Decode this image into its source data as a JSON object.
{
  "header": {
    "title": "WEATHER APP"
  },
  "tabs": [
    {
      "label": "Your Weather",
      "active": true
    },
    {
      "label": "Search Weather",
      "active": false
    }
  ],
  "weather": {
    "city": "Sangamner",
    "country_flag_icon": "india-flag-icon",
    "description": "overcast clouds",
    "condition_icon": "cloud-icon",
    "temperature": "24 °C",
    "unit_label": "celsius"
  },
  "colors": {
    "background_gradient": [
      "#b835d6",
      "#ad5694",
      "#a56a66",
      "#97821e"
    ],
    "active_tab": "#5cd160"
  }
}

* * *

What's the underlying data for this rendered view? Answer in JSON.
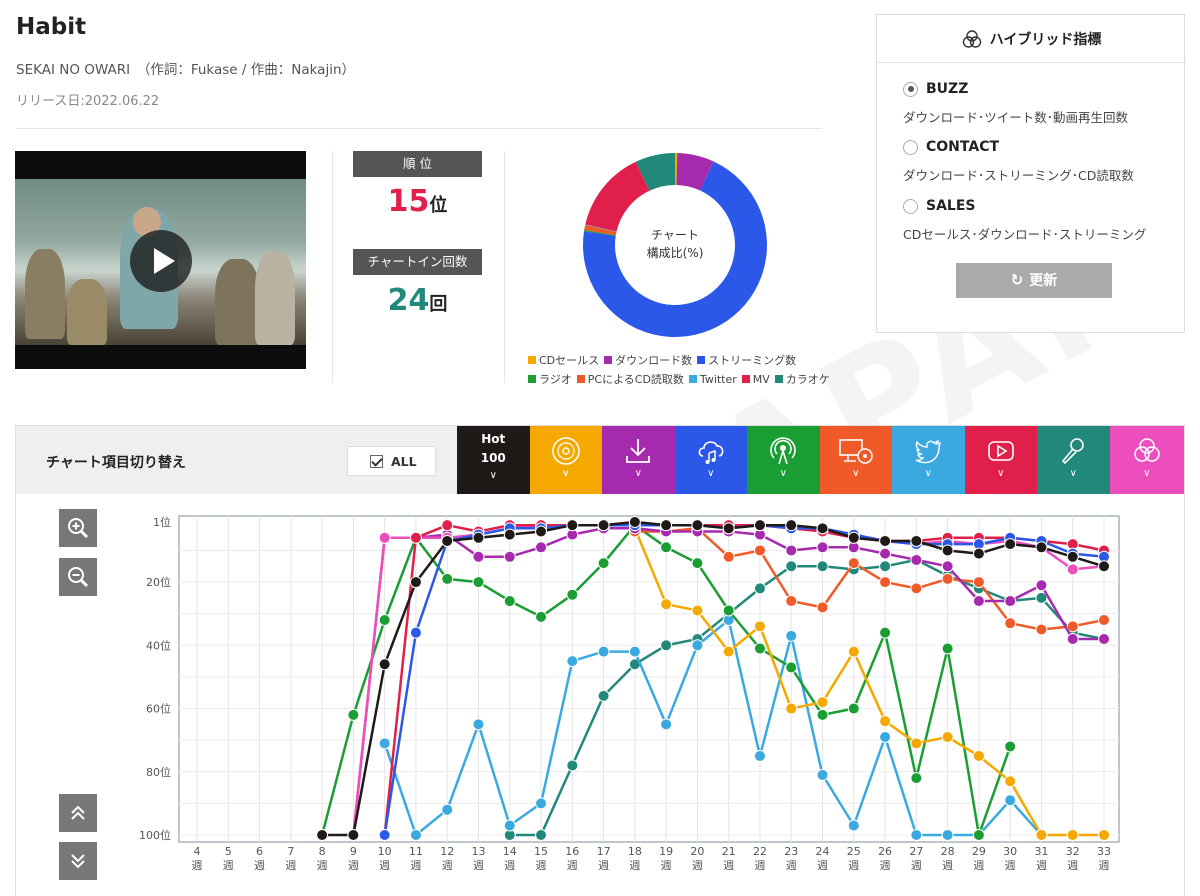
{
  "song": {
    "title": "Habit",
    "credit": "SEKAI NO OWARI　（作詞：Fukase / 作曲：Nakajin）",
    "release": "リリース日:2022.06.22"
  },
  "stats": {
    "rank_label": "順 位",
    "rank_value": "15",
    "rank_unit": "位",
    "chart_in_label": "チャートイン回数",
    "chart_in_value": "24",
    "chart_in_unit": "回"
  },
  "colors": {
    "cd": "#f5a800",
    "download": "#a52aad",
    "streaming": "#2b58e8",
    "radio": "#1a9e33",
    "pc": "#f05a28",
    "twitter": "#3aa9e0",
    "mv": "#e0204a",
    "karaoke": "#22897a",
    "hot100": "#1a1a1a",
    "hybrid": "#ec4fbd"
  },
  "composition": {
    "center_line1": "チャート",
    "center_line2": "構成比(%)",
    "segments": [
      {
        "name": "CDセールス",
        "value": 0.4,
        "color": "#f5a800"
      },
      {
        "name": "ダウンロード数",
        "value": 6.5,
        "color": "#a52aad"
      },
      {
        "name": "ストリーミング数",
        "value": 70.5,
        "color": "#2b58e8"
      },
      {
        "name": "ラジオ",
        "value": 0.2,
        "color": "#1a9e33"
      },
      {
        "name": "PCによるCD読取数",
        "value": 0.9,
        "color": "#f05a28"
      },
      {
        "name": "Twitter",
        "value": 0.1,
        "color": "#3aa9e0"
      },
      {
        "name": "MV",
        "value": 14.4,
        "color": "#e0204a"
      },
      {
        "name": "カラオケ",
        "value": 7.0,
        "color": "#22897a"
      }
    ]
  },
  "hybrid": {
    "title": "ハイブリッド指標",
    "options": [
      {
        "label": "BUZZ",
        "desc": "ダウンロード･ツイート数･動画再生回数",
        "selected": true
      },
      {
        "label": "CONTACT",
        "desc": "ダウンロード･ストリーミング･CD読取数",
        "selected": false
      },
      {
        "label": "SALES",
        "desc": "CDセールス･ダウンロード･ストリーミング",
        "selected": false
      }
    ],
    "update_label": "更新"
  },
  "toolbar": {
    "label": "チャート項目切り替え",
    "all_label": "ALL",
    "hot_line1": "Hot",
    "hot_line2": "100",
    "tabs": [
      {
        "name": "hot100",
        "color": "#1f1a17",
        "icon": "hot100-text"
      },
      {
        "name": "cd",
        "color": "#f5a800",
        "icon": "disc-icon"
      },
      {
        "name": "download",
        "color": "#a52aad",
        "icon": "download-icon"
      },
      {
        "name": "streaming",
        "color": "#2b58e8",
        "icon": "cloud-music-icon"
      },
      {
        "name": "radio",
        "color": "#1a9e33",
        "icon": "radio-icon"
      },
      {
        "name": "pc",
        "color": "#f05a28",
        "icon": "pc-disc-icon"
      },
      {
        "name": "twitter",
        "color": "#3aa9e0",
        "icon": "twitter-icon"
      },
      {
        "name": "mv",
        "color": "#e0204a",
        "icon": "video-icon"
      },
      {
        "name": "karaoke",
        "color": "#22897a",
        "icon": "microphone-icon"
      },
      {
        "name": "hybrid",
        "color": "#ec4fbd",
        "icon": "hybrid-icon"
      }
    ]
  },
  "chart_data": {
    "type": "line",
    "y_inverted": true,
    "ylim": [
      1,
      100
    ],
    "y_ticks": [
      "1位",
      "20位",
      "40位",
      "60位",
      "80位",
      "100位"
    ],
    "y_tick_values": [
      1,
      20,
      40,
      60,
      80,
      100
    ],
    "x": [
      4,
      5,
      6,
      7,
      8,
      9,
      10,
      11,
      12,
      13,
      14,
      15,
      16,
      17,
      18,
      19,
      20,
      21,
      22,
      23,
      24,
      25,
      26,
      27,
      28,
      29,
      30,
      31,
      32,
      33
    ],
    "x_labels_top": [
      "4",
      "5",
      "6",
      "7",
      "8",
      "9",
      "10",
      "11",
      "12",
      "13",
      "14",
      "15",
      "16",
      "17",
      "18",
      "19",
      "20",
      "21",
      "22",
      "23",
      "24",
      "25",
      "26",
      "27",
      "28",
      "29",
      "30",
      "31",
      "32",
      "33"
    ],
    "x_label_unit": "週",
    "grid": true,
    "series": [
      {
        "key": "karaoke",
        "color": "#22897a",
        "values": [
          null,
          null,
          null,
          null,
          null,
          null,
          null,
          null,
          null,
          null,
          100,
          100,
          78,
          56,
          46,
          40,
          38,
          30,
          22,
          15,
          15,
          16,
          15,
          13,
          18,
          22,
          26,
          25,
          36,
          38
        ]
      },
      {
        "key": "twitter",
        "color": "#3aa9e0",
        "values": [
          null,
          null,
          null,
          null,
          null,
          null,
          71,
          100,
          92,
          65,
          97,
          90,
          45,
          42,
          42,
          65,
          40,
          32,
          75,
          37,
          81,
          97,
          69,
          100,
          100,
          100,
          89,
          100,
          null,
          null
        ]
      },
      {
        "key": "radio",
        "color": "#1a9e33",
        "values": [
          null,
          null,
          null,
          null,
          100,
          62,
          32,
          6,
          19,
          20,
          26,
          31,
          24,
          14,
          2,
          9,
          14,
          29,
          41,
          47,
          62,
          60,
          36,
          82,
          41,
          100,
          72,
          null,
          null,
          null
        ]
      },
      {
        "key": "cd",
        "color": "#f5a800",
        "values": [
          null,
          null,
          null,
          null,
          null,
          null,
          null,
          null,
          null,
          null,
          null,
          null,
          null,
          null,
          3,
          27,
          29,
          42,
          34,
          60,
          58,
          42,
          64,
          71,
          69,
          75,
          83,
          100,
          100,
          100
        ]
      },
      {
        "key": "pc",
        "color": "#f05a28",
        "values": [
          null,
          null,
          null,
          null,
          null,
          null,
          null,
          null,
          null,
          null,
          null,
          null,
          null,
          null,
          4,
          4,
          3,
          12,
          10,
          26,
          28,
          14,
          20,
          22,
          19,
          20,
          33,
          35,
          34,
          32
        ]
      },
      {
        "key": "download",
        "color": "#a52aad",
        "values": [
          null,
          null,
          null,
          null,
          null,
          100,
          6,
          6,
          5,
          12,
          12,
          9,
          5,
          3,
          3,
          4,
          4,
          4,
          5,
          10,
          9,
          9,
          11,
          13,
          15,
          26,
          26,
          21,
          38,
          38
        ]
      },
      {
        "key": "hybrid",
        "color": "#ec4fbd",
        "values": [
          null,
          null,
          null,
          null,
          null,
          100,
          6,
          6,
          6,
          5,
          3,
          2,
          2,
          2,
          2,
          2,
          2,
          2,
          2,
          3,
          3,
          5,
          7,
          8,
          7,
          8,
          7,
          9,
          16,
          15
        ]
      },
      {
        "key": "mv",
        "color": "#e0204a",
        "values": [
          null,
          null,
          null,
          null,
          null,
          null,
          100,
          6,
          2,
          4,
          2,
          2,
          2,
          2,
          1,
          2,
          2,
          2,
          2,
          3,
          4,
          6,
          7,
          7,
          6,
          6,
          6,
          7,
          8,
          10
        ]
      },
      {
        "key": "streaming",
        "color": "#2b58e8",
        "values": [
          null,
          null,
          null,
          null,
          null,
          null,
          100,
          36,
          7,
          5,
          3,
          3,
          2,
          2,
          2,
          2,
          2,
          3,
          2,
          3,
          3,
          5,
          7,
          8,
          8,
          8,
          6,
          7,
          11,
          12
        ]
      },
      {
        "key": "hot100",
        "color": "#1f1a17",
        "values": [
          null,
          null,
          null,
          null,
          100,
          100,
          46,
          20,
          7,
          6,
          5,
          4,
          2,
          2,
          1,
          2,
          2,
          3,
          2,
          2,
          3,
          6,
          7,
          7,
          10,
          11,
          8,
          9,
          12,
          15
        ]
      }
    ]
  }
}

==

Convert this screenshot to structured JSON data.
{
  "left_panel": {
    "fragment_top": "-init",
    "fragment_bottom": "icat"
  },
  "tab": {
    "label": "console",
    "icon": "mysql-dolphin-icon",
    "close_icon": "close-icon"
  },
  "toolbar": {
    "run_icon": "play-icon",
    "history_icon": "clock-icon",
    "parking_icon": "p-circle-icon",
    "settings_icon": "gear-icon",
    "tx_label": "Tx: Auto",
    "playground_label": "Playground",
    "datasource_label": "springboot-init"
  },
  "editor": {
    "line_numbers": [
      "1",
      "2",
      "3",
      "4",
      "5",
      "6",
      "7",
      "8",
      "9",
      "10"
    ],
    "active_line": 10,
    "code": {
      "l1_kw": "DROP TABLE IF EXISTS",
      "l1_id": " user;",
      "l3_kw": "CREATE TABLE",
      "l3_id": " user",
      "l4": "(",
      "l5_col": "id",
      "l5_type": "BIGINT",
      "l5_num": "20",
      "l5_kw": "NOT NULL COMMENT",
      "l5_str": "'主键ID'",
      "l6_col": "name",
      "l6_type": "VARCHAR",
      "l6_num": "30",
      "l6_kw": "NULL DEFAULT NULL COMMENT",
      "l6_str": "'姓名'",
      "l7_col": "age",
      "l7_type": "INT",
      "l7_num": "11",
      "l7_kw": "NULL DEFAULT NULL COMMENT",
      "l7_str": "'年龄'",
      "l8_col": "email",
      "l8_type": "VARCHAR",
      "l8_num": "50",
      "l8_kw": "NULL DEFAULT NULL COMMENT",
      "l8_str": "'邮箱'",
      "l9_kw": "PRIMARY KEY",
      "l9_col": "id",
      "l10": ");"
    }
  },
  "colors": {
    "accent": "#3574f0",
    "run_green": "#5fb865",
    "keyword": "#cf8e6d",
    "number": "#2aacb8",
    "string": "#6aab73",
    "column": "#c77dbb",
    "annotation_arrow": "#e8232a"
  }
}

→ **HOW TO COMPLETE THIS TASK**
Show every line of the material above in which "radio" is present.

→ **TASK OUTPUT**
    "radio": "#1a9e33",
        "name": "radio",
        "icon": "radio-icon"
        "key": "radio",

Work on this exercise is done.